Did modern ants evolve up from subterranean ancestors? Or did they diversify from above-ground species?

This straightforward question about ant history does not have a straightforward answer. If we look at early ant fossils, most sport the long limbs and large eyes typical of surface-dwelling species. Consider the Cretaceous ant Haidomyrmex:


Haidomyrmex scimitarus (via antweb.org)

If the fossils tell a tale of large-eyed, surface-dwelling ancestors spawning the modern ant fauna, genetic data from modern species give an apparently conflicting story. A recent paper by Andrea Lucky and others in PLOS ONE took the known habits of modern ants and triangulated back over an evolutionary tree to infer the ancestral state. The odds of a subterranean ancestor were more than 90%:

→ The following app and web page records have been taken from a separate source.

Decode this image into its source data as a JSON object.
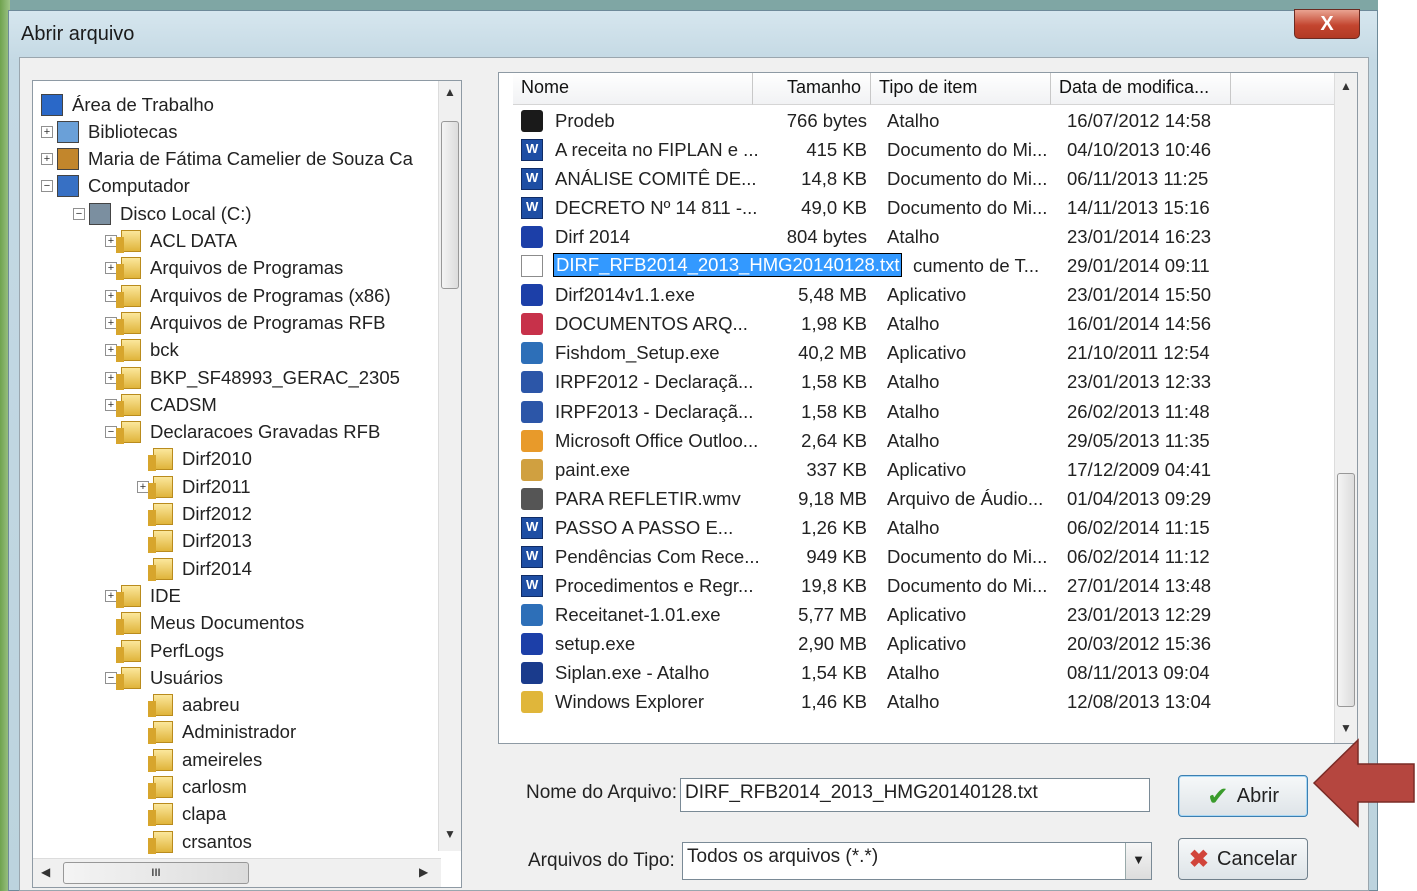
{
  "dialog": {
    "title": "Abrir arquivo",
    "close_label": "X"
  },
  "tree": {
    "items": [
      {
        "label": "Área de Trabalho",
        "icon": "desktop-icon",
        "expander": ""
      },
      {
        "label": "Bibliotecas",
        "icon": "libraries-icon",
        "expander": "+"
      },
      {
        "label": "Maria de Fátima Camelier de Souza Ca",
        "icon": "user-icon",
        "expander": "+"
      },
      {
        "label": "Computador",
        "icon": "computer-icon",
        "expander": "−"
      },
      {
        "label": "Disco Local (C:)",
        "icon": "drive-icon",
        "expander": "−"
      },
      {
        "label": "ACL DATA",
        "icon": "folder-icon",
        "expander": "+"
      },
      {
        "label": "Arquivos de Programas",
        "icon": "folder-icon",
        "expander": "+"
      },
      {
        "label": "Arquivos de Programas (x86)",
        "icon": "folder-icon",
        "expander": "+"
      },
      {
        "label": "Arquivos de Programas RFB",
        "icon": "folder-icon",
        "expander": "+"
      },
      {
        "label": "bck",
        "icon": "folder-icon",
        "expander": "+"
      },
      {
        "label": "BKP_SF48993_GERAC_2305",
        "icon": "folder-icon",
        "expander": "+"
      },
      {
        "label": "CADSM",
        "icon": "folder-icon",
        "expander": "+"
      },
      {
        "label": "Declaracoes Gravadas RFB",
        "icon": "folder-icon",
        "expander": "−"
      },
      {
        "label": "Dirf2010",
        "icon": "folder-icon",
        "expander": ""
      },
      {
        "label": "Dirf2011",
        "icon": "folder-icon",
        "expander": "+"
      },
      {
        "label": "Dirf2012",
        "icon": "folder-icon",
        "expander": ""
      },
      {
        "label": "Dirf2013",
        "icon": "folder-icon",
        "expander": ""
      },
      {
        "label": "Dirf2014",
        "icon": "folder-icon",
        "expander": ""
      },
      {
        "label": "IDE",
        "icon": "folder-icon",
        "expander": "+"
      },
      {
        "label": "Meus Documentos",
        "icon": "folder-icon",
        "expander": ""
      },
      {
        "label": "PerfLogs",
        "icon": "folder-icon",
        "expander": ""
      },
      {
        "label": "Usuários",
        "icon": "folder-icon",
        "expander": "−"
      },
      {
        "label": "aabreu",
        "icon": "folder-icon",
        "expander": ""
      },
      {
        "label": "Administrador",
        "icon": "folder-icon",
        "expander": ""
      },
      {
        "label": "ameireles",
        "icon": "folder-icon",
        "expander": ""
      },
      {
        "label": "carlosm",
        "icon": "folder-icon",
        "expander": ""
      },
      {
        "label": "clapa",
        "icon": "folder-icon",
        "expander": ""
      },
      {
        "label": "crsantos",
        "icon": "folder-icon",
        "expander": ""
      }
    ],
    "hscroll_grip": "III"
  },
  "list": {
    "columns": [
      "Nome",
      "Tamanho",
      "Tipo de item",
      "Data de modifica..."
    ],
    "rows": [
      {
        "name": "Prodeb",
        "size": "766 bytes",
        "type": "Atalho",
        "date": "16/07/2012 14:58",
        "icon": "terminal-icon"
      },
      {
        "name": "A receita no FIPLAN e ...",
        "size": "415 KB",
        "type": "Documento do Mi...",
        "date": "04/10/2013 10:46",
        "icon": "word-doc-icon"
      },
      {
        "name": "ANÁLISE COMITÊ DE...",
        "size": "14,8 KB",
        "type": "Documento do Mi...",
        "date": "06/11/2013 11:25",
        "icon": "word-doc-icon"
      },
      {
        "name": "DECRETO Nº 14 811 -...",
        "size": "49,0 KB",
        "type": "Documento do Mi...",
        "date": "14/11/2013 15:16",
        "icon": "word-doc-icon"
      },
      {
        "name": "Dirf 2014",
        "size": "804 bytes",
        "type": "Atalho",
        "date": "23/01/2014 16:23",
        "icon": "dirf-icon"
      },
      {
        "name": "DIRF_RFB2014_2013_HMG20140128.txt",
        "size": "",
        "type": "cumento de T...",
        "date": "29/01/2014 09:11",
        "icon": "text-file-icon",
        "selected": true
      },
      {
        "name": "Dirf2014v1.1.exe",
        "size": "5,48 MB",
        "type": "Aplicativo",
        "date": "23/01/2014 15:50",
        "icon": "dirf-icon"
      },
      {
        "name": "DOCUMENTOS ARQ...",
        "size": "1,98 KB",
        "type": "Atalho",
        "date": "16/01/2014 14:56",
        "icon": "pdf-icon"
      },
      {
        "name": "Fishdom_Setup.exe",
        "size": "40,2 MB",
        "type": "Aplicativo",
        "date": "21/10/2011 12:54",
        "icon": "setup-icon"
      },
      {
        "name": "IRPF2012 - Declaraçã...",
        "size": "1,58 KB",
        "type": "Atalho",
        "date": "23/01/2013 12:33",
        "icon": "irpf-icon"
      },
      {
        "name": "IRPF2013 - Declaraçã...",
        "size": "1,58 KB",
        "type": "Atalho",
        "date": "26/02/2013 11:48",
        "icon": "irpf-icon"
      },
      {
        "name": "Microsoft Office Outloo...",
        "size": "2,64 KB",
        "type": "Atalho",
        "date": "29/05/2013 11:35",
        "icon": "outlook-icon"
      },
      {
        "name": "paint.exe",
        "size": "337 KB",
        "type": "Aplicativo",
        "date": "17/12/2009 04:41",
        "icon": "paint-icon"
      },
      {
        "name": "PARA REFLETIR.wmv",
        "size": "9,18 MB",
        "type": "Arquivo de Áudio...",
        "date": "01/04/2013 09:29",
        "icon": "video-icon"
      },
      {
        "name": "PASSO  A  PASSO  E...",
        "size": "1,26 KB",
        "type": "Atalho",
        "date": "06/02/2014 11:15",
        "icon": "word-doc-icon"
      },
      {
        "name": "Pendências Com Rece...",
        "size": "949 KB",
        "type": "Documento do Mi...",
        "date": "06/02/2014 11:12",
        "icon": "word-doc-icon"
      },
      {
        "name": "Procedimentos e Regr...",
        "size": "19,8 KB",
        "type": "Documento do Mi...",
        "date": "27/01/2014 13:48",
        "icon": "word-doc-icon"
      },
      {
        "name": "Receitanet-1.01.exe",
        "size": "5,77 MB",
        "type": "Aplicativo",
        "date": "23/01/2013 12:29",
        "icon": "setup-icon"
      },
      {
        "name": "setup.exe",
        "size": "2,90 MB",
        "type": "Aplicativo",
        "date": "20/03/2012 15:36",
        "icon": "dirf-icon"
      },
      {
        "name": "Siplan.exe - Atalho",
        "size": "1,54 KB",
        "type": "Atalho",
        "date": "08/11/2013 09:04",
        "icon": "siplan-icon"
      },
      {
        "name": "Windows Explorer",
        "size": "1,46 KB",
        "type": "Atalho",
        "date": "12/08/2013 13:04",
        "icon": "explorer-icon"
      }
    ]
  },
  "footer": {
    "filename_label": "Nome do Arquivo:",
    "filename_value": "DIRF_RFB2014_2013_HMG20140128.txt",
    "filetype_label": "Arquivos do Tipo:",
    "filetype_value": "Todos os arquivos (*.*)",
    "open_label": "Abrir",
    "cancel_label": "Cancelar"
  },
  "colors": {
    "selection": "#3399ff",
    "annotation_arrow": "#b5463f"
  }
}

Modified from Figure 1 of Lucky et al 2014.


Which story do we believe?

Possibly, both. The existence of a conflict depends on how the extinct, large-eyed species are related to modern ants. Many of them are in the subfamily Sphecomyrminae, and their phylogenetic position is not known with certainty. If sphecomyrmines are merely another ant lineage contained within the other known ants, as beautifully illustrated in the below diagram that took  at least 2 minutes to sketch, then we indeed have a conflict.


If, instead, sphecomyrmines are a separate lineage that diverged earlier in ant evolution, then there isn’t  a conflict at all. tree

In this latter scenario, one particular lineage went underground (where they were less likely to be preserved as amber fossils) and from there radiated into the ants we know and love today. Meanwhile, their sphecomyrmine sisters persisted, large-eyed and above ground, until extinction. It is entirely possible that the diversity and success of modern ants traces to modifications forced by this subterranean existence.

Finally, the underground result of Lucky et al depends on particular assumptions of how traits evolve. Specifically, that above- and below-ground species go extinct at similar rates. If subterranean ants tend, on average, to go extinct less often than their above-ground relatives, then many of the surviving members of older lineages will be subterranean and we might infer a subterranean ancestor as an artifact.


Leptanilla is an ancient lineage of blind subterranean ants.

source: Lucky A, Trautwein MD, Guénard BS, Weiser MD, Dunn RR (2013) Tracing the Rise of Ants – Out of the Ground. PLoS ONE 8(12): e84012. doi:10.1371/journal.pone.0084012